• Talk to a doctor. If cellulite really bothers you, laser treatments might be able to help.

Scale tells only part of the fat-loss story

Most people make the mistake of only using the scale to see if their fat loss program is working. The scale does not tell you the whole story. It will not tell you if you are replacing fat with muscle. It will not tell you if you are losing valuable water, muscle, or fat, according to the website onlineheathnews.com.

Ideally you should use a one site skin fold caliper kit. It is very quick, easy, and consistently accurate. Within one minute you will know your overall body fat percentage, fat weight, and lean body mass. Armed with this information you will be able to really tell if your fitness program is working.

If you are reluctant to use a skin fold caliper kit, at least use a tape measure and a scale.

A measurement around your waistline and a scale weight can let you know more than just using the scale. If the scale stays the same, but your waistline is less, then you know that you have gained muscle and lost fat. It’s not as precise as a skin fold caliper kit, but it is much better than just using a scale.

Morning sickness improves over time

 Treatments for morning sickness, the nausea and vomiting experienced by up to 80 percent of pregnant women, are plentiful, from using acupuncture or eating ginger to taking vitamin B6.

But the evidence that any of these treatments work is limited, according to a new review.

”There’s no strong evidence about any treatment for morning sickness,” researcher Anne Matthews, RN, PHD, a registered midwife at Dublin City University in Dublin, Ireland, told WebMD.
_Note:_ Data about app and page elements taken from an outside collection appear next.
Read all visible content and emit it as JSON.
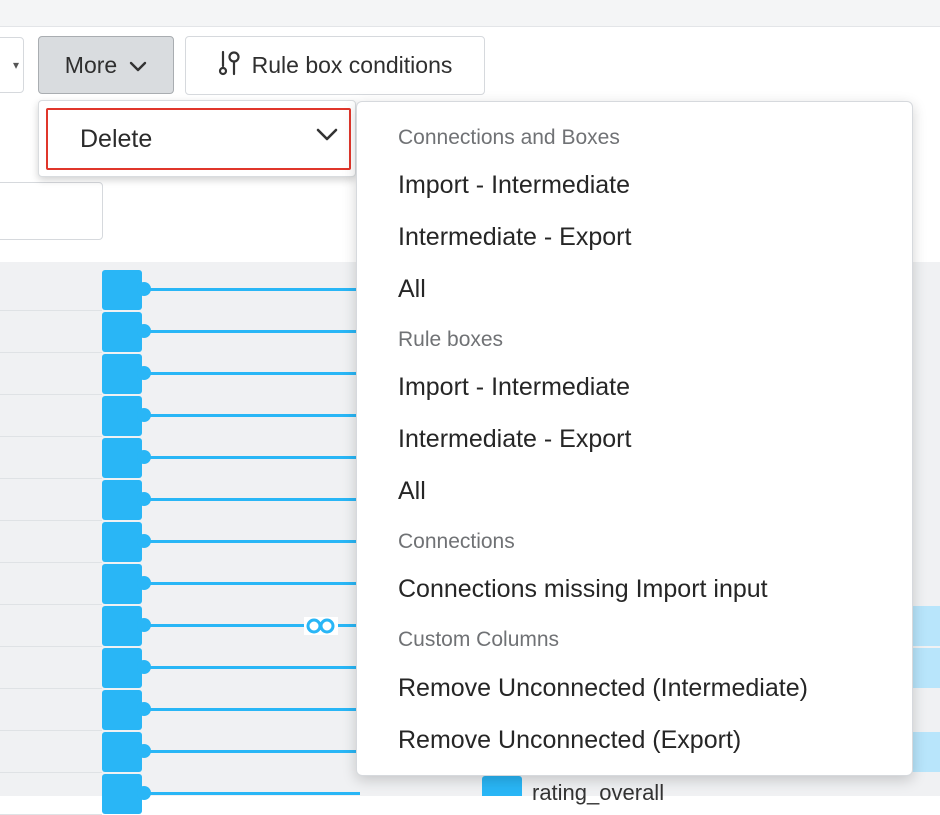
{
  "toolbar": {
    "more_label": "More",
    "rule_box_label": "Rule box conditions"
  },
  "delete_select": {
    "value": "Delete"
  },
  "menu": {
    "sections": [
      {
        "header": "Connections and Boxes",
        "items": [
          "Import - Intermediate",
          "Intermediate - Export",
          "All"
        ]
      },
      {
        "header": "Rule boxes",
        "items": [
          "Import - Intermediate",
          "Intermediate - Export",
          "All"
        ]
      },
      {
        "header": "Connections",
        "items": [
          "Connections missing Import input"
        ]
      },
      {
        "header": "Custom Columns",
        "items": [
          "Remove Unconnected (Intermediate)",
          "Remove Unconnected (Export)"
        ]
      }
    ]
  },
  "background": {
    "bottom_field_label": "rating_overall"
  },
  "colors": {
    "accent": "#29b6f6",
    "highlight_border": "#e0362b",
    "menu_header": "#707275"
  },
  "icons": {
    "more_chevron": "chevron-down-icon",
    "rule_box": "rule-conditions-icon",
    "delete_chevron": "chevron-down-icon",
    "loop": "loop-icon"
  }
}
She and her colleagues looked at the results of 27 trials involving 4,041 women taking a range of treatments.

The bright spot about morning sickness?

“It usually improves over time,” Matthews said.

The review was published in the Cochrane Database of Systematic Reviews. The Cochrane Reviews bring together research on health care and are viewed as the ”gold standard” for determining how effective different treatments are.

But Matthews and other doctors who reviewed the study said it can’t hurt to try treatments that are safe, and that they may help some women.

Morning sickness is a misnomer, Matthews said, as it can occur any time of the day or night. It typically occurs mainly in the first trimester, from the 6th to the 12th week of pregnancy, but can last longer.